Last month, the Federal Communications Commission Process Reform Act of 2012 was voted down by the House of Representatives, meaning the Federal Communications Commission can’t stop employers from asking job applicants for their password to Facebook and other social networking sites.
The implications of that vote are still likely to be played out, both on Capitol Hill and in the courts, as the use of Facebook, Twitter and other sites in the workplace continues to increase. Going forward, what legal role will social media sites play in disputes between employers and employees?
They’re already playing a role in discovery proceedings, especially when employers are trying to gather facts about employees who have initiated legal action against them.
“Either employers are trying to get ahold of employee social media content in order to try to dig up dirt, or they’re looking for inconsistent statements to make them look bad at trial,” said Nick May of Minneapolis.
Minneapolis employment attorney Joshua Williams said he’s also seeing an increase in discovery requests, with some employers’ attorneys even trying to get releases from Facebook, Twitter and MySpace to release client information.
“I’m still learning how to handle that,” Williams said. “I’ve pushed back every time and essentially said, ‘We’re not going to give you any releases. If you want to try to subpoena Facebook, go right ahead.’”
“I haven’t seen a lot of authorities giving guidance on how to handle these requests,” he said.
Some lawyers aren’t sure there’s much to worry about yet. Minneapolis attorney Angela Brandt, who mostly represents employers in her employment work, said a lot of the consternation over the issue so far has been in the form of discussion, not action.
“The outside lawyers are buzzing about it more than clients,” she said. “It seems there are lots of people trying to do CLEs and offer advice.”
The controversy is rooted in an Associated Press report from earlier this year that indicated some public and private employers were asking job seekers for their social media credentials. The legality of making the surrender of a password a condition of employment is an unsettled topic and could stay that way for a while. Sens. Charles E. Schumer, D-N.Y., and Richard Blumenthal, D-Conn., have called on the Justice Department and the Equal Employment Opportunity Commission to investigate the constitutionality of such practices.
Ironically, Maryland just passed a bill making it illegal to ask for social media passwords. It was the state’s Department of Corrections that asked for a Facebook password, setting off the storm.
The House’s vote on the FCC seems to run counter to a pair of laws already on the books, May said. The Stored Communications Act or the Computer Fraud and Abuse Act, respectively, prohibit intentional access to electronic information without authorization and intentional access to a computer without authorization to obtain information. That’s another conflict in the issue that is likely to be hashed out in the courts going forward.
“Both of those acts say you can’t gain authorization to a computer or a protected site without the permission of the person who owns the password,” May said. “The scenario people fear is that they’ll be in a job interview, and the person doing the hiring asks for a password. Your chance of getting the job could ride on whether you say yes or no. Is that coercion?”
There’s also the possibility that the latest development is simply part of the ongoing legal conversation about what’s OK and what’s not when it comes to using social media at work.
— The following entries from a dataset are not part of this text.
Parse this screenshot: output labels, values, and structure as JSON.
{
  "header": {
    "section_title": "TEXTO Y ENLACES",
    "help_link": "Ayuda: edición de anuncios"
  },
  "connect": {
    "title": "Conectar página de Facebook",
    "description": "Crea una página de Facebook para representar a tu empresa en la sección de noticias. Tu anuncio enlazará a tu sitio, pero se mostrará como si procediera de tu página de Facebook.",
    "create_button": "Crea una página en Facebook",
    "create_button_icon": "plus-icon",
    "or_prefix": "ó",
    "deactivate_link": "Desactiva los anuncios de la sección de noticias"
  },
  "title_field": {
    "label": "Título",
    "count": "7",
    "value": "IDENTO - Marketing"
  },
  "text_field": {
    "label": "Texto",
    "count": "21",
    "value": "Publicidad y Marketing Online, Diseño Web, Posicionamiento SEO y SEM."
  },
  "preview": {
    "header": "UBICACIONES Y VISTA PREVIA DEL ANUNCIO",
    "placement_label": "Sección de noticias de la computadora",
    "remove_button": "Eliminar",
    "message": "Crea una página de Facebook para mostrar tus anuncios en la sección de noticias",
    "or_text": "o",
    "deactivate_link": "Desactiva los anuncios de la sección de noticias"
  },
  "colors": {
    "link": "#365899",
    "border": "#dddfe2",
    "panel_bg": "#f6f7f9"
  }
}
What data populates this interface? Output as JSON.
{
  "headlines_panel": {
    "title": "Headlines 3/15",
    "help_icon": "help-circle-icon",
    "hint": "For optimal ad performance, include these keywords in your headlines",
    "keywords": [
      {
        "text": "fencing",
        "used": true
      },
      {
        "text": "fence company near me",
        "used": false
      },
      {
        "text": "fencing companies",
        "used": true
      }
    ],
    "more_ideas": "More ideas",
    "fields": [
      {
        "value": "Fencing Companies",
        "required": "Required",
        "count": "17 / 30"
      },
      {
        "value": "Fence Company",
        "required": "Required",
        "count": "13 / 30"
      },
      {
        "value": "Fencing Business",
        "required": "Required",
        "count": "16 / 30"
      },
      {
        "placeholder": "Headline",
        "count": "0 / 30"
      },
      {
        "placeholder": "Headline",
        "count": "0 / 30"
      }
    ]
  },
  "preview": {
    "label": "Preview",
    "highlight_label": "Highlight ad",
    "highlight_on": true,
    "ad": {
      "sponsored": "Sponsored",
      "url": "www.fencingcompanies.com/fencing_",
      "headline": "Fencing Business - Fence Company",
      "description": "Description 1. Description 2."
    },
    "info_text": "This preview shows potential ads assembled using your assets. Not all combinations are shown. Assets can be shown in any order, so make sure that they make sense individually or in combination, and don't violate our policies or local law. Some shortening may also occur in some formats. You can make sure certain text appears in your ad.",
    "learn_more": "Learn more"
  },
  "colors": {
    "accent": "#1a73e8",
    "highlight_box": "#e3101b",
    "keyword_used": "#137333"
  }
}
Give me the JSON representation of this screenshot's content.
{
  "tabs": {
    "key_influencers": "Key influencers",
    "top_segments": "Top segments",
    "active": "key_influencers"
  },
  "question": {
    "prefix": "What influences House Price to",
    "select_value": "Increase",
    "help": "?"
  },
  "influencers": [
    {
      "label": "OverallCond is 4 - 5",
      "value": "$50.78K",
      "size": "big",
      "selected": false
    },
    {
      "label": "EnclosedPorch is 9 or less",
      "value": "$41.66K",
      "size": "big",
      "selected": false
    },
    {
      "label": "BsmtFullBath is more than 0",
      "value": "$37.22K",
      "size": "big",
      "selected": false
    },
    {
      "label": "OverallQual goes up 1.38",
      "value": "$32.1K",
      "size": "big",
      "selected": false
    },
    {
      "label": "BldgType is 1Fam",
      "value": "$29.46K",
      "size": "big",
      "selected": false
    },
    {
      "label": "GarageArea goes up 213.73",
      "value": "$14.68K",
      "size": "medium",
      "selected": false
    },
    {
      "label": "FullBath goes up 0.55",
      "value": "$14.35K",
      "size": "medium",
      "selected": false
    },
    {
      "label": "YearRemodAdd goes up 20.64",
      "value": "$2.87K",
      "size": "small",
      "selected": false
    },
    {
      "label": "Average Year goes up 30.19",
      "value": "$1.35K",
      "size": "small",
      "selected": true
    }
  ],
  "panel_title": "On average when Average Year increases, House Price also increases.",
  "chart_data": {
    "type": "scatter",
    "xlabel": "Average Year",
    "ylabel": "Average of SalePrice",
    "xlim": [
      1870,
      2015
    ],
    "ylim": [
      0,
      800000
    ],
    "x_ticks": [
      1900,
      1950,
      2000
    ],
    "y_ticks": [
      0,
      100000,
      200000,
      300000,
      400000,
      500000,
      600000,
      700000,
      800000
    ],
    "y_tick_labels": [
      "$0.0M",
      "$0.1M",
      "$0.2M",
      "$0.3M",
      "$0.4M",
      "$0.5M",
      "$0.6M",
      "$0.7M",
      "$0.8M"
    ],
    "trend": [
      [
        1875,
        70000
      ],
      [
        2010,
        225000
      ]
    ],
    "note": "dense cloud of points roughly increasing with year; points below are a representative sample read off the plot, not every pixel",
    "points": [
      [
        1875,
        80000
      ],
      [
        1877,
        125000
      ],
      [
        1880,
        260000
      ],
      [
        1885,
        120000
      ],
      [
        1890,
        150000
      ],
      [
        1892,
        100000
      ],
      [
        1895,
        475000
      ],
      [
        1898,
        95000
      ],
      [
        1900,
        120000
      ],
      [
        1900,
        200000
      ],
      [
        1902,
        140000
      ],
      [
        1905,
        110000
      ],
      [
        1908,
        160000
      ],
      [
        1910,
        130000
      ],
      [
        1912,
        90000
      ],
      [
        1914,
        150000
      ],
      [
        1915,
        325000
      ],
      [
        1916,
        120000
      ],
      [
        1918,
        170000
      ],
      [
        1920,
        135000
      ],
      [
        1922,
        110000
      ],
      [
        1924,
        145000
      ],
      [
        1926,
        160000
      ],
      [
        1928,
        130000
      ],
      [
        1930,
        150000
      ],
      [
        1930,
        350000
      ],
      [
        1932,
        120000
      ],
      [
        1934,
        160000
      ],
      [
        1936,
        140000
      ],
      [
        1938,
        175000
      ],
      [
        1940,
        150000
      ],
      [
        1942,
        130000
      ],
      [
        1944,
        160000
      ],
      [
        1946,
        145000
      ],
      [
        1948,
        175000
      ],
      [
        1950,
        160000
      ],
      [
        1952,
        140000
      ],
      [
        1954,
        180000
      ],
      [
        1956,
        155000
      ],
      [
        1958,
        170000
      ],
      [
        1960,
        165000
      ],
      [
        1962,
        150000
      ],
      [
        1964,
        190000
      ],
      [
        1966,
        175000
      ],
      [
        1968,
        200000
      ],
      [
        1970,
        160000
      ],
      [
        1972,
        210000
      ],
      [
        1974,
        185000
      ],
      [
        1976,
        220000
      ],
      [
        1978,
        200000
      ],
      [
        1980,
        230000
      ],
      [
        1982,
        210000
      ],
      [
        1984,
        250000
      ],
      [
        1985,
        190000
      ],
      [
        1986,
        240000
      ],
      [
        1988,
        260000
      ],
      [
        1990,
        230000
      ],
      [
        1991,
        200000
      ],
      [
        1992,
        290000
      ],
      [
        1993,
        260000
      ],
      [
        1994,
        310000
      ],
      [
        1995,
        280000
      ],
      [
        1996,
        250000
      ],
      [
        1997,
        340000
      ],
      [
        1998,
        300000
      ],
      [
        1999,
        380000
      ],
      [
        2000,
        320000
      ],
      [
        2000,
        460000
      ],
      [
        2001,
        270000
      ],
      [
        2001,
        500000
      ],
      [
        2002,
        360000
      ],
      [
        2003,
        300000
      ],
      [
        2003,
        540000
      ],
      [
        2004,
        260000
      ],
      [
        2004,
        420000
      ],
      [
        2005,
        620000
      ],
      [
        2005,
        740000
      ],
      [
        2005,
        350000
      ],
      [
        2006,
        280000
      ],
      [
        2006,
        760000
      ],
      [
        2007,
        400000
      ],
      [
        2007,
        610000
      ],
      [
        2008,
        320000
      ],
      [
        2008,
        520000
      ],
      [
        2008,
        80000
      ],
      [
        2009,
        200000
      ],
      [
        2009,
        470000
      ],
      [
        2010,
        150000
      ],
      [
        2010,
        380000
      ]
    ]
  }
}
One issue that’s cropping up more often is the dissemination of private, proprietary or embargoed company information, often by accident, on the part of employees. Sometimes an employee might think he’s doing the right thing by touting his company’s new technology on Twitter, only to find out later that the information was supposed to stay under wraps.
“If you have a company that has confidential information, or information of clients, they’re going to be a little more concerned that employees understand and follow policies relating to social media,” Brandt said. “That’s more likely to be actionable. There’s not nearly as much concern anymore over people complaining about their jobs on Facebook.”
Employers’ attorneys are beginning to understand that access to social media information could simply be a new rule in an old game: Civil litigation rules have long allowed attorneys to seek access to any information that can be reasonably expected to lead to relevant information.
“If I were on the defense side, I’d want to take a look at that stuff, too,” Williams said. “Our position, though, is that you’re not allowed to go on a fishing expedition through my client’s online life.”